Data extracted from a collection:
================================

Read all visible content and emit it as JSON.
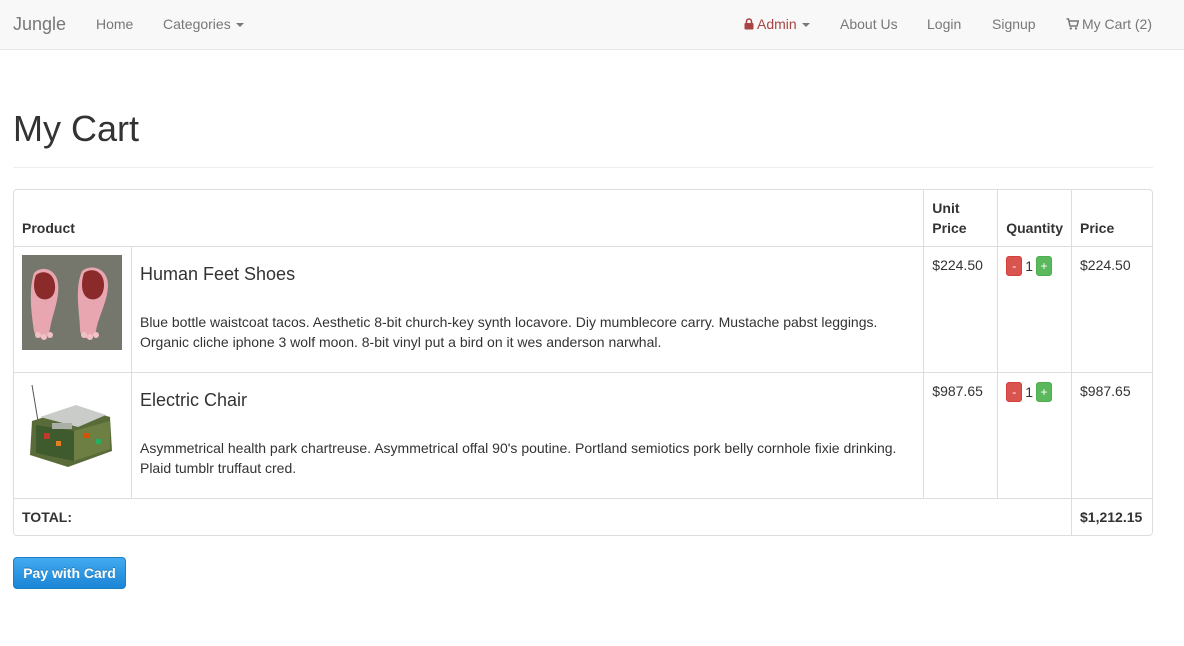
{
  "nav": {
    "brand": "Jungle",
    "home": "Home",
    "categories": "Categories",
    "admin": "Admin",
    "about": "About Us",
    "login": "Login",
    "signup": "Signup",
    "cart": "My Cart (2)"
  },
  "page_title": "My Cart",
  "table": {
    "headers": {
      "product": "Product",
      "unit_price_1": "Unit",
      "unit_price_2": "Price",
      "quantity": "Quantity",
      "price": "Price"
    },
    "items": [
      {
        "name": "Human Feet Shoes",
        "description": "Blue bottle waistcoat tacos. Aesthetic 8-bit church-key synth locavore. Diy mumblecore carry. Mustache pabst leggings. Organic cliche iphone 3 wolf moon. 8-bit vinyl put a bird on it wes anderson narwhal.",
        "unit_price": "$224.50",
        "quantity": "1",
        "price": "$224.50",
        "minus": "-",
        "plus": "+"
      },
      {
        "name": "Electric Chair",
        "description": "Asymmetrical health park chartreuse. Asymmetrical offal 90's poutine. Portland semiotics pork belly cornhole fixie drinking. Plaid tumblr truffaut cred.",
        "unit_price": "$987.65",
        "quantity": "1",
        "price": "$987.65",
        "minus": "-",
        "plus": "+"
      }
    ],
    "total_label": "TOTAL:",
    "total_value": "$1,212.15"
  },
  "pay_button": "Pay with Card",
  "colors": {
    "accent": "#1b85d6",
    "minus": "#d9534f",
    "plus": "#5cb85c",
    "admin": "#a94442"
  }
}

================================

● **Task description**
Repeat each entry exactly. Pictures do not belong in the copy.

● **The answer**
Read all visible content and emit it as JSON.
{
  "nav": {
    "brand": "Jungle",
    "home": "Home",
    "categories": "Categories",
    "admin": "Admin",
    "about": "About Us",
    "login": "Login",
    "signup": "Signup",
    "cart": "My Cart (2)"
  },
  "page_title": "My Cart",
  "table": {
    "headers": {
      "product": "Product",
      "unit_price_1": "Unit",
      "unit_price_2": "Price",
      "quantity": "Quantity",
      "price": "Price"
    },
    "items": [
      {
        "name": "Human Feet Shoes",
        "description": "Blue bottle waistcoat tacos. Aesthetic 8-bit church-key synth locavore. Diy mumblecore carry. Mustache pabst leggings. Organic cliche iphone 3 wolf moon. 8-bit vinyl put a bird on it wes anderson narwhal.",
        "unit_price": "$224.50",
        "quantity": "1",
        "price": "$224.50",
        "minus": "-",
        "plus": "+"
      },
      {
        "name": "Electric Chair",
        "description": "Asymmetrical health park chartreuse. Asymmetrical offal 90's poutine. Portland semiotics pork belly cornhole fixie drinking. Plaid tumblr truffaut cred.",
        "unit_price": "$987.65",
        "quantity": "1",
        "price": "$987.65",
        "minus": "-",
        "plus": "+"
      }
    ],
    "total_label": "TOTAL:",
    "total_value": "$1,212.15"
  },
  "pay_button": "Pay with Card",
  "colors": {
    "accent": "#1b85d6",
    "minus": "#d9534f",
    "plus": "#5cb85c",
    "admin": "#a94442"
  }
}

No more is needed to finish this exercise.